Task prompt ::
Work out how many lines in the data below contain "Ninjas", and state that count with nothing added.
---------------
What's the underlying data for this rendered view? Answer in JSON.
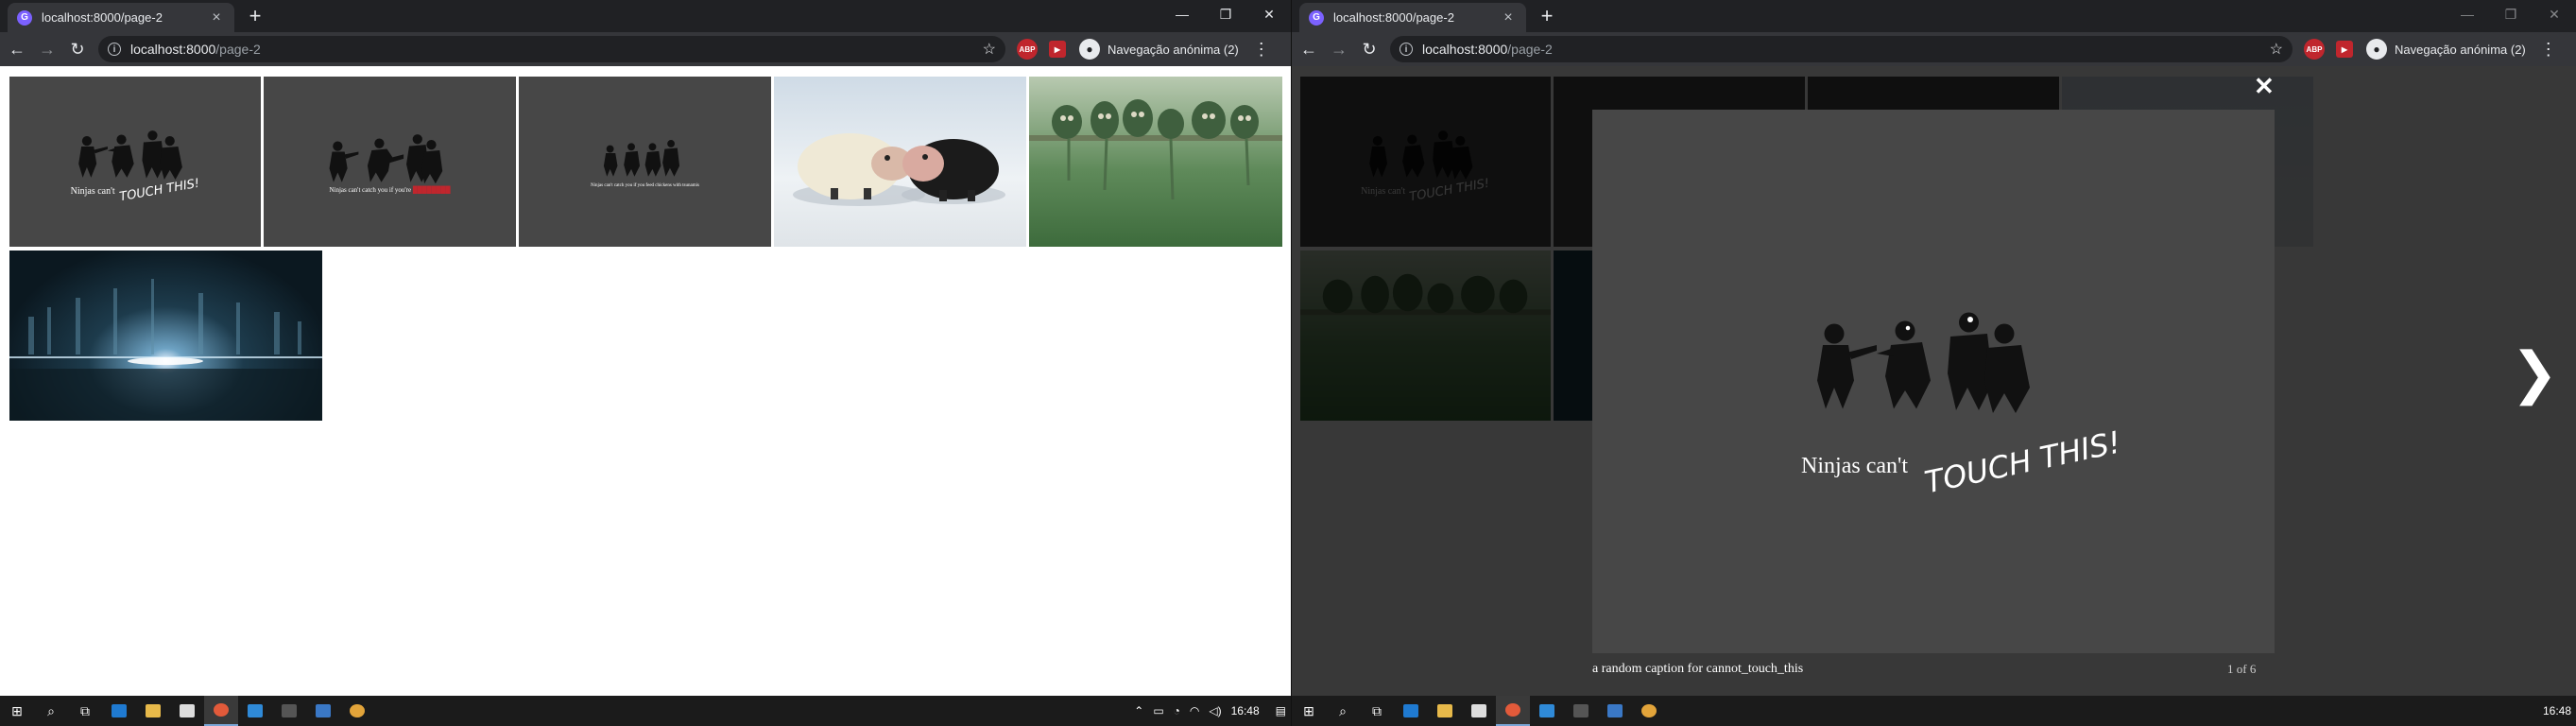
{
  "left_window": {
    "tab": {
      "title": "localhost:8000/page-2",
      "favicon_letter": "G"
    },
    "url": {
      "host": "localhost:8000",
      "path": "/page-2"
    },
    "extensions": [
      "ABP",
      "▶"
    ],
    "profile_label": "Navegação anónima (2)",
    "gallery": {
      "thumbnails": [
        {
          "kind": "ninja",
          "caption_main": "Ninjas can't",
          "caption_scrawl": "TOUCH THIS!"
        },
        {
          "kind": "ninja",
          "caption_main": "Ninjas can't catch you if you're",
          "caption_scrawl": ""
        },
        {
          "kind": "ninja",
          "caption_main": "Ninjas can't catch you if you feed chickens with tsunamis",
          "caption_scrawl": ""
        },
        {
          "kind": "sheep"
        },
        {
          "kind": "creatures"
        },
        {
          "kind": "city"
        }
      ]
    }
  },
  "right_window": {
    "tab": {
      "title": "localhost:8000/page-2",
      "favicon_letter": "G"
    },
    "url": {
      "host": "localhost:8000",
      "path": "/page-2"
    },
    "extensions": [
      "ABP",
      "▶"
    ],
    "profile_label": "Navegação anónima (2)",
    "lightbox": {
      "close_glyph": "✕",
      "next_glyph": "❯",
      "image_caption_main": "Ninjas can't",
      "image_caption_scrawl": "TOUCH THIS!",
      "caption": "a random caption for cannot_touch_this",
      "counter": "1 of 6"
    }
  },
  "taskbar_left": {
    "clock": "16:48"
  },
  "taskbar_right": {
    "clock": "16:48"
  },
  "colors": {
    "accent": "#7b61ff",
    "chrome_dark": "#202124",
    "chrome_mid": "#35363a",
    "ninja_bg": "#474747"
  }
}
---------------
Solution to the problem ::
4